For others, the long term consequences of their July 4th celebrations are far more serious with long lasting injuries.
The vast majority of fireworks injuries occur where an individual inadvertently injures him or herself while attempting to light or shoot the fireworks. Sometimes a firework may malfunction, and legal claims may be available for a faulty product that causes injury.
There are also scenarios where you are injured as a spectator. What if you weren’t doing anything at all, completely innocent, but still injured by fireworks shot by your neighbor or at some event you attended?
A 2013 study by the United States Consumer Product Safety Commission reviewed deaths and injuries attributable to fireworks for the previous calendar year. It concluded there were 6 deaths and approximately 8,700 injuries which involved fireworks. The number of average yearly deaths is consistent with the year 2012, showing an average of 6.6 firework deaths per year.
However, the available remedies for fireworks injuries will depend on each specific circumstance.
If a person is injured while personally handling a firework, there may be a remedy if the firework was defective, or malfunctioned (commonly referred to as products liability). One particular hurdle with this type of claim is that the majority of the fireworks are manufactured and built in China. Suing a foreign manufacturer can be difficult and costly, but there is the possibility of bringing suit against downstream sellers of the product, which shifts the burden on the seller to file suit against the manufacturer.

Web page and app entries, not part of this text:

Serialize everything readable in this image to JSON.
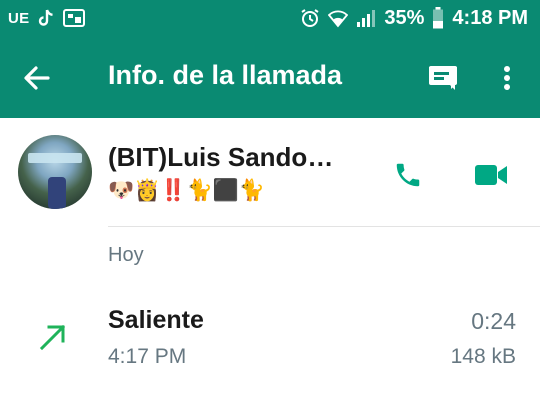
{
  "status_bar": {
    "carrier": "UE",
    "battery_percent": "35%",
    "time": "4:18 PM",
    "icons": [
      "tiktok-icon",
      "notification-app-icon",
      "alarm-icon",
      "wifi-icon",
      "signal-icon",
      "battery-icon"
    ]
  },
  "app_bar": {
    "title": "Info. de la llamada",
    "icons": [
      "back-arrow-icon",
      "message-icon",
      "more-vert-icon"
    ]
  },
  "contact": {
    "name": "(BIT)Luis Sando…",
    "status": "🐶👸‼️🐈⬛🐈"
  },
  "section_label": "Hoy",
  "call": {
    "type": "Saliente",
    "time": "4:17 PM",
    "duration": "0:24",
    "size": "148 kB",
    "direction_icon": "outgoing-arrow-icon"
  },
  "colors": {
    "header": "#0a8a72",
    "accent_green": "#00a884",
    "outgoing_arrow": "#1fb35a",
    "secondary_text": "#667781"
  }
}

Innocent bystanders may also have a legal claim. Finding out who is responsible for the fireworks, the display, and the promotion of the fireworks show is the first step in evaluating the various remedies. Injury claims by spectators will generally fall under a negligence or strict liability theory. However, if the defendant is a municipality or governmental body (such as a town or school), your claim may be subject to the Oklahoma Governmental Tort Claim Act (OGTCA). Our attorneys are well versed in the OGTCA and the claims presentation process.

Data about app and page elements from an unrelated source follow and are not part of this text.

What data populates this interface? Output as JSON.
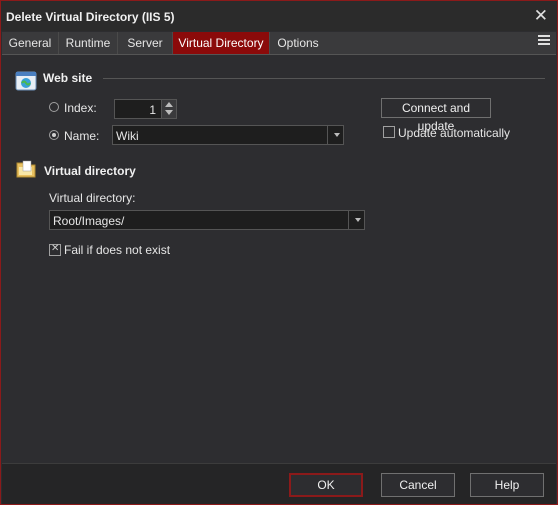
{
  "window": {
    "title": "Delete Virtual Directory (IIS 5)",
    "close_glyph": "✕"
  },
  "tabs": [
    {
      "label": "General"
    },
    {
      "label": "Runtime"
    },
    {
      "label": "Server"
    },
    {
      "label": "Virtual Directory",
      "active": true
    },
    {
      "label": "Options"
    }
  ],
  "website": {
    "section_title": "Web site",
    "index_label": "Index:",
    "index_value": "1",
    "name_label": "Name:",
    "name_value": "Wiki",
    "selected_option": "Name",
    "connect_button": "Connect and update",
    "auto_update_label": "Update automatically",
    "auto_update_checked": false
  },
  "virtual": {
    "section_title": "Virtual directory",
    "field_label": "Virtual directory:",
    "field_value": "Root/Images/",
    "fail_label": "Fail if does not exist",
    "fail_checked": true
  },
  "footer": {
    "ok": "OK",
    "cancel": "Cancel",
    "help": "Help"
  },
  "colors": {
    "accent": "#8b0a0a",
    "background": "#2d2d30",
    "text": "#e6e6e6"
  },
  "icons": {
    "website_section": "website-globe-icon",
    "virtual_section": "folder-icon",
    "tab_menu": "hamburger-icon"
  }
}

Spectators who suffer injuries by fireworks may also have a negligence claim against an individual fireworks company contracted to provide the pyrotechnic display. Often times, proper protocols, permits, and inspections are not followed or ignored. Know your rights as an injured person.